YOUR OBJECTIVE: Beginning with the first entry, set down each one exactly as shown.

[Interface dataset entries]
######

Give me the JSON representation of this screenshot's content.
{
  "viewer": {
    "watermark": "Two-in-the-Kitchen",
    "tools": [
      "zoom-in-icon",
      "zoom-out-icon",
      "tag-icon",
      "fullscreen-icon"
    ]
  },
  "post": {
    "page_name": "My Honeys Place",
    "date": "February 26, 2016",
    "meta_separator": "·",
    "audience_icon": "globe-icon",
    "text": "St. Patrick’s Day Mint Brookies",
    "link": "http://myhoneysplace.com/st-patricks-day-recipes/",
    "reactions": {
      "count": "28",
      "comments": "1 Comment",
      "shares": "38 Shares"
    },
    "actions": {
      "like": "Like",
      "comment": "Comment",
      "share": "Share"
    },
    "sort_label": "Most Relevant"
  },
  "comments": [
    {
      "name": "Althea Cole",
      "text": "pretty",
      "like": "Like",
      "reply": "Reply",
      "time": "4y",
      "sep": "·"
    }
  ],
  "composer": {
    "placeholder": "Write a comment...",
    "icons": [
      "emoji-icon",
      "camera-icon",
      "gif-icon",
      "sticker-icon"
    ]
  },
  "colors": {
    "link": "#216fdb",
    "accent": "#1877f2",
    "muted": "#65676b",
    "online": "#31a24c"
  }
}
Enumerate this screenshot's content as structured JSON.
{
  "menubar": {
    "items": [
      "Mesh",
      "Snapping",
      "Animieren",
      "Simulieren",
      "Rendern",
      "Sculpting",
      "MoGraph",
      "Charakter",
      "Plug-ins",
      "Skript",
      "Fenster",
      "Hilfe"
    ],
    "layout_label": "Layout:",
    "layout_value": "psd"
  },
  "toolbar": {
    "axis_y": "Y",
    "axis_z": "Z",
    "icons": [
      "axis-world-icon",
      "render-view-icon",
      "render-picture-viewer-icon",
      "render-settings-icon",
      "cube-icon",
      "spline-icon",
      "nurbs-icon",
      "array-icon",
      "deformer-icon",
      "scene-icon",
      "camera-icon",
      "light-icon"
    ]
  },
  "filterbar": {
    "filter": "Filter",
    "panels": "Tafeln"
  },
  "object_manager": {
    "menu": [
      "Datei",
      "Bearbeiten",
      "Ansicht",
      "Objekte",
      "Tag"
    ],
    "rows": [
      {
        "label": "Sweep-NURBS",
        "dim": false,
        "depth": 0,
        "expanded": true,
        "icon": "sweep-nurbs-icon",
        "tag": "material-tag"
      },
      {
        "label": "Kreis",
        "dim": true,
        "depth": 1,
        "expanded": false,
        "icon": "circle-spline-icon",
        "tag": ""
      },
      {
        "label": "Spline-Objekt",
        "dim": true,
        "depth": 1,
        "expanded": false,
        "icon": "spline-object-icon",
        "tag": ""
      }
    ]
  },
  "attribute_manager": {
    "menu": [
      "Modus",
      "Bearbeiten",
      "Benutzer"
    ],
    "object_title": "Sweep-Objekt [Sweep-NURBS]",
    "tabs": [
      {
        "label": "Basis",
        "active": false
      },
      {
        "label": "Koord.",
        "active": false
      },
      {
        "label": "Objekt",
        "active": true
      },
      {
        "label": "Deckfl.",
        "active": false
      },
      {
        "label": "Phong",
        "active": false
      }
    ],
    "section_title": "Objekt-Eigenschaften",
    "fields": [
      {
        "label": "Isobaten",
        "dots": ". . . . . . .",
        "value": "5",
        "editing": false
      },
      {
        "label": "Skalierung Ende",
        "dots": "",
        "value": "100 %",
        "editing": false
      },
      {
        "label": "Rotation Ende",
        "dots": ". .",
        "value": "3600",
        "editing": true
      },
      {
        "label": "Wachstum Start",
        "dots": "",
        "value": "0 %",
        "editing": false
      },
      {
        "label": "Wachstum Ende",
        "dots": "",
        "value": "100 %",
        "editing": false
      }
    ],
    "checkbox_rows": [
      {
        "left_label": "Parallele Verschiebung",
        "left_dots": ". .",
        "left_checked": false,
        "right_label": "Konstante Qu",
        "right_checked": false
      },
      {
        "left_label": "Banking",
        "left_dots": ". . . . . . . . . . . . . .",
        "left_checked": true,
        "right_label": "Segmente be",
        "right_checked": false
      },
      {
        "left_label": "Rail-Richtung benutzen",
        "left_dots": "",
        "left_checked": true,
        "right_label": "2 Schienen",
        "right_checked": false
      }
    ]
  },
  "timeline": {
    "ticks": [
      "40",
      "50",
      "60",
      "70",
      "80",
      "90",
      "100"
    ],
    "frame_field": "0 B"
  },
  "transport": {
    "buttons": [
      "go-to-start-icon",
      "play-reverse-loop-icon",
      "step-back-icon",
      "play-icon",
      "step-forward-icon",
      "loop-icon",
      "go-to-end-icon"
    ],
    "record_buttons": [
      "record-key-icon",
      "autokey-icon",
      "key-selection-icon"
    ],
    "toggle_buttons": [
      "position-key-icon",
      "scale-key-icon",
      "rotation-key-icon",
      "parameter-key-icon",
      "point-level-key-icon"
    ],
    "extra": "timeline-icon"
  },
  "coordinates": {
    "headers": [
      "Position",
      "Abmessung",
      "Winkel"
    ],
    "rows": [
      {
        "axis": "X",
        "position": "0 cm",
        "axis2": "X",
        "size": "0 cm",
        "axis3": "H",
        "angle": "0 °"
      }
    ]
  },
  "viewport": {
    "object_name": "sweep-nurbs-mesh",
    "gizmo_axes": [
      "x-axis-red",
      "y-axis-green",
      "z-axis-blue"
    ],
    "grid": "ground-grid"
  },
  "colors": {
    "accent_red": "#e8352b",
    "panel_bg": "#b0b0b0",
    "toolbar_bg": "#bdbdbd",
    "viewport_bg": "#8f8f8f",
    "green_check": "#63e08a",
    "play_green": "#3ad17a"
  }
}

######

SOLUTION TO THIS TASK:
Give me the JSON representation of this screenshot's content.
{
  "viewer": {
    "watermark": "Two-in-the-Kitchen",
    "tools": [
      "zoom-in-icon",
      "zoom-out-icon",
      "tag-icon",
      "fullscreen-icon"
    ]
  },
  "post": {
    "page_name": "My Honeys Place",
    "date": "February 26, 2016",
    "meta_separator": "·",
    "audience_icon": "globe-icon",
    "text": "St. Patrick’s Day Mint Brookies",
    "link": "http://myhoneysplace.com/st-patricks-day-recipes/",
    "reactions": {
      "count": "28",
      "comments": "1 Comment",
      "shares": "38 Shares"
    },
    "actions": {
      "like": "Like",
      "comment": "Comment",
      "share": "Share"
    },
    "sort_label": "Most Relevant"
  },
  "comments": [
    {
      "name": "Althea Cole",
      "text": "pretty",
      "like": "Like",
      "reply": "Reply",
      "time": "4y",
      "sep": "·"
    }
  ],
  "composer": {
    "placeholder": "Write a comment...",
    "icons": [
      "emoji-icon",
      "camera-icon",
      "gif-icon",
      "sticker-icon"
    ]
  },
  "colors": {
    "link": "#216fdb",
    "accent": "#1877f2",
    "muted": "#65676b",
    "online": "#31a24c"
  }
}
Enumerate this screenshot's content as structured JSON.
{
  "menubar": {
    "items": [
      "Mesh",
      "Snapping",
      "Animieren",
      "Simulieren",
      "Rendern",
      "Sculpting",
      "MoGraph",
      "Charakter",
      "Plug-ins",
      "Skript",
      "Fenster",
      "Hilfe"
    ],
    "layout_label": "Layout:",
    "layout_value": "psd"
  },
  "toolbar": {
    "axis_y": "Y",
    "axis_z": "Z",
    "icons": [
      "axis-world-icon",
      "render-view-icon",
      "render-picture-viewer-icon",
      "render-settings-icon",
      "cube-icon",
      "spline-icon",
      "nurbs-icon",
      "array-icon",
      "deformer-icon",
      "scene-icon",
      "camera-icon",
      "light-icon"
    ]
  },
  "filterbar": {
    "filter": "Filter",
    "panels": "Tafeln"
  },
  "object_manager": {
    "menu": [
      "Datei",
      "Bearbeiten",
      "Ansicht",
      "Objekte",
      "Tag"
    ],
    "rows": [
      {
        "label": "Sweep-NURBS",
        "dim": false,
        "depth": 0,
        "expanded": true,
        "icon": "sweep-nurbs-icon",
        "tag": "material-tag"
      },
      {
        "label": "Kreis",
        "dim": true,
        "depth": 1,
        "expanded": false,
        "icon": "circle-spline-icon",
        "tag": ""
      },
      {
        "label": "Spline-Objekt",
        "dim": true,
        "depth": 1,
        "expanded": false,
        "icon": "spline-object-icon",
        "tag": ""
      }
    ]
  },
  "attribute_manager": {
    "menu": [
      "Modus",
      "Bearbeiten",
      "Benutzer"
    ],
    "object_title": "Sweep-Objekt [Sweep-NURBS]",
    "tabs": [
      {
        "label": "Basis",
        "active": false
      },
      {
        "label": "Koord.",
        "active": false
      },
      {
        "label": "Objekt",
        "active": true
      },
      {
        "label": "Deckfl.",
        "active": false
      },
      {
        "label": "Phong",
        "active": false
      }
    ],
    "section_title": "Objekt-Eigenschaften",
    "fields": [
      {
        "label": "Isobaten",
        "dots": ". . . . . . .",
        "value": "5",
        "editing": false
      },
      {
        "label": "Skalierung Ende",
        "dots": "",
        "value": "100 %",
        "editing": false
      },
      {
        "label": "Rotation Ende",
        "dots": ". .",
        "value": "3600",
        "editing": true
      },
      {
        "label": "Wachstum Start",
        "dots": "",
        "value": "0 %",
        "editing": false
      },
      {
        "label": "Wachstum Ende",
        "dots": "",
        "value": "100 %",
        "editing": false
      }
    ],
    "checkbox_rows": [
      {
        "left_label": "Parallele Verschiebung",
        "left_dots": ". .",
        "left_checked": false,
        "right_label": "Konstante Qu",
        "right_checked": false
      },
      {
        "left_label": "Banking",
        "left_dots": ". . . . . . . . . . . . . .",
        "left_checked": true,
        "right_label": "Segmente be",
        "right_checked": false
      },
      {
        "left_label": "Rail-Richtung benutzen",
        "left_dots": "",
        "left_checked": true,
        "right_label": "2 Schienen",
        "right_checked": false
      }
    ]
  },
  "timeline": {
    "ticks": [
      "40",
      "50",
      "60",
      "70",
      "80",
      "90",
      "100"
    ],
    "frame_field": "0 B"
  },
  "transport": {
    "buttons": [
      "go-to-start-icon",
      "play-reverse-loop-icon",
      "step-back-icon",
      "play-icon",
      "step-forward-icon",
      "loop-icon",
      "go-to-end-icon"
    ],
    "record_buttons": [
      "record-key-icon",
      "autokey-icon",
      "key-selection-icon"
    ],
    "toggle_buttons": [
      "position-key-icon",
      "scale-key-icon",
      "rotation-key-icon",
      "parameter-key-icon",
      "point-level-key-icon"
    ],
    "extra": "timeline-icon"
  },
  "coordinates": {
    "headers": [
      "Position",
      "Abmessung",
      "Winkel"
    ],
    "rows": [
      {
        "axis": "X",
        "position": "0 cm",
        "axis2": "X",
        "size": "0 cm",
        "axis3": "H",
        "angle": "0 °"
      }
    ]
  },
  "viewport": {
    "object_name": "sweep-nurbs-mesh",
    "gizmo_axes": [
      "x-axis-red",
      "y-axis-green",
      "z-axis-blue"
    ],
    "grid": "ground-grid"
  },
  "colors": {
    "accent_red": "#e8352b",
    "panel_bg": "#b0b0b0",
    "toolbar_bg": "#bdbdbd",
    "viewport_bg": "#8f8f8f",
    "green_check": "#63e08a",
    "play_green": "#3ad17a"
  }
}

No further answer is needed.